:: DATA FOR REVIEW ::

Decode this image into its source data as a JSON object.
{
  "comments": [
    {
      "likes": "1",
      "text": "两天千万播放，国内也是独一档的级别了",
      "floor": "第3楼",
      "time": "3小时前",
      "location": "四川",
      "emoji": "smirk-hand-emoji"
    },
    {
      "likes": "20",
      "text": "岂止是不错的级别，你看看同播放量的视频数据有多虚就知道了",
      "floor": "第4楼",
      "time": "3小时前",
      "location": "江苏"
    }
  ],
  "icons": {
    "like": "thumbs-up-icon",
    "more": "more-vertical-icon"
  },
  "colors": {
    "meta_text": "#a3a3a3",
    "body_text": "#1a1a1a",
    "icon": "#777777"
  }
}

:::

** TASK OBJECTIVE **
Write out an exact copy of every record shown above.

** RESPONSE TO THIS EXERCISE **
Decode this image into its source data as a JSON object.
{
  "comments": [
    {
      "likes": "1",
      "text": "两天千万播放，国内也是独一档的级别了",
      "floor": "第3楼",
      "time": "3小时前",
      "location": "四川",
      "emoji": "smirk-hand-emoji"
    },
    {
      "likes": "20",
      "text": "岂止是不错的级别，你看看同播放量的视频数据有多虚就知道了",
      "floor": "第4楼",
      "time": "3小时前",
      "location": "江苏"
    }
  ],
  "icons": {
    "like": "thumbs-up-icon",
    "more": "more-vertical-icon"
  },
  "colors": {
    "meta_text": "#a3a3a3",
    "body_text": "#1a1a1a",
    "icon": "#777777"
  }
}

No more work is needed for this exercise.